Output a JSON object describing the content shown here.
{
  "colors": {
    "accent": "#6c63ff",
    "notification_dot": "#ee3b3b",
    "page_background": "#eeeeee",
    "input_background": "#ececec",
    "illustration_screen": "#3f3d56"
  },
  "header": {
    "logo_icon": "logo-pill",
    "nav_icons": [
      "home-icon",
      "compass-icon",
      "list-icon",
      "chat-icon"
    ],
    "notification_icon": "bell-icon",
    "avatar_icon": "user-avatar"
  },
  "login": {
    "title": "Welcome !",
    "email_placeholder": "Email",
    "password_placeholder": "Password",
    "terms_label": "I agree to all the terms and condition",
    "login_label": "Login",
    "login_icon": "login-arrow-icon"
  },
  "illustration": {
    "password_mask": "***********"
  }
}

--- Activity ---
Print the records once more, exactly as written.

--- Reply ---
Output a JSON object describing the content shown here.
{
  "colors": {
    "accent": "#6c63ff",
    "notification_dot": "#ee3b3b",
    "page_background": "#eeeeee",
    "input_background": "#ececec",
    "illustration_screen": "#3f3d56"
  },
  "header": {
    "logo_icon": "logo-pill",
    "nav_icons": [
      "home-icon",
      "compass-icon",
      "list-icon",
      "chat-icon"
    ],
    "notification_icon": "bell-icon",
    "avatar_icon": "user-avatar"
  },
  "login": {
    "title": "Welcome !",
    "email_placeholder": "Email",
    "password_placeholder": "Password",
    "terms_label": "I agree to all the terms and condition",
    "login_label": "Login",
    "login_icon": "login-arrow-icon"
  },
  "illustration": {
    "password_mask": "***********"
  }
}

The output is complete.